Some examples: Whereas the new composition of the Momentum index after the rebalance added more than one percentage point to the active risk, composition drove tracking error down for Value, Low Risk and Size, and had little impact on Quality and Multifactor. At the same time, the characteristics of the stocks in the portfolio had neutral or negative impacts on all but the Value portfolio, suggesting the exposures shrunk closer to zero over the period.

It is more difficult to tease out the impact of the various elements of the covariance matrix, but we can make some assumptions. The Quality index, for example, has a high positive exposure to Profitability and a smaller—but still significantly negative—exposure to Leverage. There is also a high negative correlation between them, meaning that both would have contributed to the increase in active risk. In contrast, the Quality portfolio also has a small-cap bias (negative exposure to Size). But since Profitability and Size are positively correlated, this would have dampened (or possibly even reversed) higher active risk because of their highly negative correlation, even given their big increases in volatility. Thus, we potentially see a smaller increase in active risk than we would have expected given the portfolio’s major tilts.

Exhibit 3. Decomposition of the Change in Active Risk, STOXX USA 900 Ax Factor Indices

Source: Qontigo

What can portfolio managers take away from this analysis?

  • First, managers were not alone in seeing a sharp and sudden increase in active portfolio risk. Whether they chose to rebalance or not, the covariances would have driven risk continuously up.
  • Second, a number of other portfolio-specific changes likely occurred, which may or may not have looked like what happened to other managers. Aside from rebalancing the portfolio to reign in factor exposures, there was probably not much the manager could do, as stocks’ factor exposures and specific volatility, along with factor volatilities, would have changed no matter what—and changing factor correlations may have made it far more difficult to diversify.
  • Third, this was not just an issue for factor-based managers. Most discretionary managers like to see as little factor exposure as possible in their portfolios, instead focusing portfolio risk on individual names where they expect to add value. As we noted, the increase in stock-specific volatility also rose substantially, and diversification became far more difficult during this period.

[1] Several years ago, we released a paper called “Who Shrunk My Tracking Error?”, in which we addressed the problem that many portfolio managers were having reaching their target active risk levels. Oh, for the good old days!

[2] Indices include: STOXX® USA 900 Ax Quality, STOXX® USA 900 Ax Value, STOXX® USA 900 Ax Low Risk, STOXX® USA 900 Ax Momentum, STOXX® USA 900 Ax Size, STOXX® USA 900 Ax Multi-Factor

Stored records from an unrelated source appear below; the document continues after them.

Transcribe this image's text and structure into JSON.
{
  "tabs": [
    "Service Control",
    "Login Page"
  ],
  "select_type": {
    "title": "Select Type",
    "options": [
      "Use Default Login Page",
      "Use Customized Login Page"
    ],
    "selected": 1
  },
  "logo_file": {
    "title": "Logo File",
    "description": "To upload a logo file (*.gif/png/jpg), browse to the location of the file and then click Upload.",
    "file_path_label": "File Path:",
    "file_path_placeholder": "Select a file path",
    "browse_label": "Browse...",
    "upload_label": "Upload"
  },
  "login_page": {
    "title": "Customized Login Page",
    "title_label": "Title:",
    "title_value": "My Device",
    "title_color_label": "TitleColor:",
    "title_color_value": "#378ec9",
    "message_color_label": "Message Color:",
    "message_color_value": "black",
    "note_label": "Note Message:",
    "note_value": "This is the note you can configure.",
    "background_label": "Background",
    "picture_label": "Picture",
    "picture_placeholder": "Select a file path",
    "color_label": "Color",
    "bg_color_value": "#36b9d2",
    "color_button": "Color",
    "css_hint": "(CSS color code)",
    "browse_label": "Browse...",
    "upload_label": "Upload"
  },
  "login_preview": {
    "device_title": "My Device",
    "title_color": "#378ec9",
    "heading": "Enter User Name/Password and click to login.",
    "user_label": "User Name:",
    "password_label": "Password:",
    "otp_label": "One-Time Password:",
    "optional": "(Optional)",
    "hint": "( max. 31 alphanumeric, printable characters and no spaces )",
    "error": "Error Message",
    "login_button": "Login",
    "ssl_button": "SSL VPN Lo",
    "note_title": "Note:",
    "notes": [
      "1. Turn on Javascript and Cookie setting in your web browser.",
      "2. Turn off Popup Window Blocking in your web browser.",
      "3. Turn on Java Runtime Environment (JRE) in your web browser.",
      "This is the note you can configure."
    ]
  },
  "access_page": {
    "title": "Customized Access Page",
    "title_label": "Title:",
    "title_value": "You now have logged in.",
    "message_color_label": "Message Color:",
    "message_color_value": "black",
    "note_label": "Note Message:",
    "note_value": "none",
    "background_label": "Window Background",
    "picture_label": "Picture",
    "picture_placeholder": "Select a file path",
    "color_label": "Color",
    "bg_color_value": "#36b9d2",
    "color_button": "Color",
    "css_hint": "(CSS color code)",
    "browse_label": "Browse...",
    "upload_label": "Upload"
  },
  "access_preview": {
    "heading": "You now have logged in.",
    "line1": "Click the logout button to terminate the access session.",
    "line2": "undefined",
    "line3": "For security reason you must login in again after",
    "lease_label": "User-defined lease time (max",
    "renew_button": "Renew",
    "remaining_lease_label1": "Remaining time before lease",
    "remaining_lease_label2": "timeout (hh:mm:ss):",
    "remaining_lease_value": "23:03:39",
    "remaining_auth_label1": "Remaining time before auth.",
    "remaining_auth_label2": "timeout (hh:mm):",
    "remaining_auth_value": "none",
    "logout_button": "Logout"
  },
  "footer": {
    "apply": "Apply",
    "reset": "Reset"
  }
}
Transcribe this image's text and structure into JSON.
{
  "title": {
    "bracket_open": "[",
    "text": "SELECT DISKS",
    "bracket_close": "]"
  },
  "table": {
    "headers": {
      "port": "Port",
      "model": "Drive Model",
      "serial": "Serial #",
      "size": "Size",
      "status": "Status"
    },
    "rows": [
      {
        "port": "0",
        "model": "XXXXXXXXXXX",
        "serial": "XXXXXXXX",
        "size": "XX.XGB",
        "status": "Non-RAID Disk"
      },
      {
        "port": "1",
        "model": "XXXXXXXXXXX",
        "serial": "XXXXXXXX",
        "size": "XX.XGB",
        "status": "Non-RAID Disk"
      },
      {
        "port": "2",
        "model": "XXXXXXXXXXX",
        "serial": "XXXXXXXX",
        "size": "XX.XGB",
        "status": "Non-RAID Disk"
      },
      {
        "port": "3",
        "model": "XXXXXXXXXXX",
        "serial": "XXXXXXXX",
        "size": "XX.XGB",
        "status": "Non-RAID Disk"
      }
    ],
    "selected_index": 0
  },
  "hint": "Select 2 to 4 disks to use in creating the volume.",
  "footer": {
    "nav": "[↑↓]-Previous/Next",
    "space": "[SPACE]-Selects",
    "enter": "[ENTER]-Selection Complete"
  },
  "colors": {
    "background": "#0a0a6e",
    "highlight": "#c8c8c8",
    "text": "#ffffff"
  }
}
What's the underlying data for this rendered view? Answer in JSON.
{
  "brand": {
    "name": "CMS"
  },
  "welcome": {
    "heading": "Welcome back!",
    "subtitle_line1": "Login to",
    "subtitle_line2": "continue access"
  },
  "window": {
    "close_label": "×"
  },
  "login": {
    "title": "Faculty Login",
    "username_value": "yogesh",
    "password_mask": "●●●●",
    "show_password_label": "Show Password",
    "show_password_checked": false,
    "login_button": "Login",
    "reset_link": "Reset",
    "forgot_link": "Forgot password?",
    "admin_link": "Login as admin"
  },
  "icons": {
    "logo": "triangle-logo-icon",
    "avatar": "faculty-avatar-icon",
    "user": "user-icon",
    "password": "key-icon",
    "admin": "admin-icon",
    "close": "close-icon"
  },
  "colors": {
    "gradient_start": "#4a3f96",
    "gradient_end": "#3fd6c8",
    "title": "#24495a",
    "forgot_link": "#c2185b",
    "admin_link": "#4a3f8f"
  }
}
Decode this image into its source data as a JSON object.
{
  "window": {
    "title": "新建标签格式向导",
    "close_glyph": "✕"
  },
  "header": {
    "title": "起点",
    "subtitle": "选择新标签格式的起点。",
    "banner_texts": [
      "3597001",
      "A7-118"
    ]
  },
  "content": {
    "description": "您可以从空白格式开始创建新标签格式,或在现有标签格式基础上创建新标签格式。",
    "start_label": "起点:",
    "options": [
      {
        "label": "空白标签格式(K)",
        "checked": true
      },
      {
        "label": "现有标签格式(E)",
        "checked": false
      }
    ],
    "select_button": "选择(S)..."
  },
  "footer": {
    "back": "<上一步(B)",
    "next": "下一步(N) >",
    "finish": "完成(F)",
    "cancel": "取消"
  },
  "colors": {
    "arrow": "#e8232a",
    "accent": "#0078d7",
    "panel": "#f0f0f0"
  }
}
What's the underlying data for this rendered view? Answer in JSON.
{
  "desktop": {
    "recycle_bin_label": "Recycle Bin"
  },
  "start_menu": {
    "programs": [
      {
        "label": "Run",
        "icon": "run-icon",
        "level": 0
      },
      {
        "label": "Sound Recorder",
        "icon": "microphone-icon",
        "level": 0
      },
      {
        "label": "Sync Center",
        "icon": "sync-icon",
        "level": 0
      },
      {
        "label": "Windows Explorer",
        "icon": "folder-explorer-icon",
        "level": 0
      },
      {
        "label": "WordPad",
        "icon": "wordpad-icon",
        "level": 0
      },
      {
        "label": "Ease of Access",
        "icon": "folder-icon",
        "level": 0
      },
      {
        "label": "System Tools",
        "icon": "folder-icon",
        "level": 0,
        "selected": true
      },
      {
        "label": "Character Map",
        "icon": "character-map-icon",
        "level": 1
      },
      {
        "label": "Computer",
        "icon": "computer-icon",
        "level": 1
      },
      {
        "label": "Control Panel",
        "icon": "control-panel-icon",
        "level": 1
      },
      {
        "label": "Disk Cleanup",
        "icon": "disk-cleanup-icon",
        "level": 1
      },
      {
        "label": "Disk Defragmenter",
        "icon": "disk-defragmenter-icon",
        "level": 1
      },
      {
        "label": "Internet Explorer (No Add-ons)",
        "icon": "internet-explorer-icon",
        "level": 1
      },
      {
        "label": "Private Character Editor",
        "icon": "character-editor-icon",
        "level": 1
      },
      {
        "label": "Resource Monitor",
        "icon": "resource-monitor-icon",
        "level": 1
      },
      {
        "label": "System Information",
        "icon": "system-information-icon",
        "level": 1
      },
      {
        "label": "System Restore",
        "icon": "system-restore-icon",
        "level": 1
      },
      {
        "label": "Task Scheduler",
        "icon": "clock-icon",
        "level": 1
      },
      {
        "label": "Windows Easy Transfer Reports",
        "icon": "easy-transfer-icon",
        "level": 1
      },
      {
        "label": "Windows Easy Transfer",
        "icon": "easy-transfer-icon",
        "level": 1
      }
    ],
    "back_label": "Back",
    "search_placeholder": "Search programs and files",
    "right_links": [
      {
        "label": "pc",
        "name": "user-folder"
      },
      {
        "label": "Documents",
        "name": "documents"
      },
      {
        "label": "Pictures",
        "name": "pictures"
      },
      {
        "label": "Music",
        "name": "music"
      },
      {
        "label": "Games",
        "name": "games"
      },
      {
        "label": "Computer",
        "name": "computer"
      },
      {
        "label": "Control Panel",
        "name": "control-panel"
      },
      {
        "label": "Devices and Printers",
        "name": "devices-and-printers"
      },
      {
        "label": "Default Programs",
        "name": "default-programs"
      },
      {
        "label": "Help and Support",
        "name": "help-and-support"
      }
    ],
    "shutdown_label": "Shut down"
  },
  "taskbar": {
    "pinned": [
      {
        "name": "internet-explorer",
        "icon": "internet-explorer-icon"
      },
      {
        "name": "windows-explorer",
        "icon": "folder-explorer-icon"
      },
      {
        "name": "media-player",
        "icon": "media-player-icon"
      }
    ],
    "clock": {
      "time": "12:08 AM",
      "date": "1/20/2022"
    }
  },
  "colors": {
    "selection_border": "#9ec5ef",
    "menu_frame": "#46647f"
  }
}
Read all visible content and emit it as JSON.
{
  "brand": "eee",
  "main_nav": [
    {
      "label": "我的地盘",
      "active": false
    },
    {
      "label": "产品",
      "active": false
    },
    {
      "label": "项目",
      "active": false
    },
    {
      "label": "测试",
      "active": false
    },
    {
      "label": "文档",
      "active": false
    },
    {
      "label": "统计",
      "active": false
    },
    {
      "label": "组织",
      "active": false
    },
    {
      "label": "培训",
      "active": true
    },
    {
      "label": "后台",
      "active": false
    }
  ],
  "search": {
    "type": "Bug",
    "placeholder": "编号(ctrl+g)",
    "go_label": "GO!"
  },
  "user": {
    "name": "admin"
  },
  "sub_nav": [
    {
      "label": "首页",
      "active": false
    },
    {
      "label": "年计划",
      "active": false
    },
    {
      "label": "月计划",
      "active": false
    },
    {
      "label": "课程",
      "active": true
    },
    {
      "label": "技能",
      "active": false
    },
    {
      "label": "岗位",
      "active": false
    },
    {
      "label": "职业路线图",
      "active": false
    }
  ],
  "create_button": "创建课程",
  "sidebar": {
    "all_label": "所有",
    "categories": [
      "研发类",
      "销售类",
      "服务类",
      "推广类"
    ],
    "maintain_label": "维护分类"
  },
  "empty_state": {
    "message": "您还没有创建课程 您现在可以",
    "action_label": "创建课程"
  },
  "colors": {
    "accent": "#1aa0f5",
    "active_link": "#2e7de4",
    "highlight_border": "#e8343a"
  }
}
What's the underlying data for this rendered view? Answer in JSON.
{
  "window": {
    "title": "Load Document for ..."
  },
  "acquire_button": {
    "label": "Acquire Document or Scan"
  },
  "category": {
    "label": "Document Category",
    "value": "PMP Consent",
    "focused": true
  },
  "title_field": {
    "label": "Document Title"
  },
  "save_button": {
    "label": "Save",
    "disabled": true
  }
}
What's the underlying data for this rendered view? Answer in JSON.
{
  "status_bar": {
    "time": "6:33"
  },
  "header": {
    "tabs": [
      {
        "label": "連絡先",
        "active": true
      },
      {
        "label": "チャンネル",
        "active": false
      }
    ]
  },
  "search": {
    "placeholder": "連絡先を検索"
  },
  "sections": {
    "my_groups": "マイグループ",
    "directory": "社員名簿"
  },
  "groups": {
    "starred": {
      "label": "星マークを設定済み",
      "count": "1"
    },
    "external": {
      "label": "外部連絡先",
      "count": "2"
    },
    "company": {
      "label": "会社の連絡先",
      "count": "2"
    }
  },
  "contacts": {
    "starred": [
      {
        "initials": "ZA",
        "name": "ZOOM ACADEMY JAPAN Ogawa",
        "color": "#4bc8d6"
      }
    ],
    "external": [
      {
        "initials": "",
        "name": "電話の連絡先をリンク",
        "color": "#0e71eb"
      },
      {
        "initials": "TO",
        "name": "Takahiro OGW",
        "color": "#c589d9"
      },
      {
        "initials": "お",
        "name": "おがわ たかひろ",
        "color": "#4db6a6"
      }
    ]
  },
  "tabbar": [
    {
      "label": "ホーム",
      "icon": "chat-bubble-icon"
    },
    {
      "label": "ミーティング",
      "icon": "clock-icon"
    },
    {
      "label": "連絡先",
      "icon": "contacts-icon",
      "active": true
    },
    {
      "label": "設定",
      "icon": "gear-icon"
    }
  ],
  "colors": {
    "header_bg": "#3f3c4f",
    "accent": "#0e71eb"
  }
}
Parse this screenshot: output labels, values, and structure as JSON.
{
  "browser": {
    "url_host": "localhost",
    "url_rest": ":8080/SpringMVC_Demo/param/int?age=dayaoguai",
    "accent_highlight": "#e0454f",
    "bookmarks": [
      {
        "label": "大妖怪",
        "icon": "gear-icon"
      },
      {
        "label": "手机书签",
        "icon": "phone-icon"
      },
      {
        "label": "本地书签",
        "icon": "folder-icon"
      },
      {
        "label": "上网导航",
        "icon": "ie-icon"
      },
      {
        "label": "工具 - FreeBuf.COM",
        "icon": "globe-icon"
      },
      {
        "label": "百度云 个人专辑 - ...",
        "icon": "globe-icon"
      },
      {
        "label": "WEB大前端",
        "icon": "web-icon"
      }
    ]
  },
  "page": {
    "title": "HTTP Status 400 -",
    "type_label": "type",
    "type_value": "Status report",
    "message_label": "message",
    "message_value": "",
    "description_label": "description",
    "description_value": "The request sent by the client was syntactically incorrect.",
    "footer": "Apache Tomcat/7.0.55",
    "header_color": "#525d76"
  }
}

[3] For more detail on these portfolios please see our whitepaper here.

[4] We covered this topic extensively in our webinar “Managing Your Portfolio in an Extreme US Factor Environment”. You can view the recording here.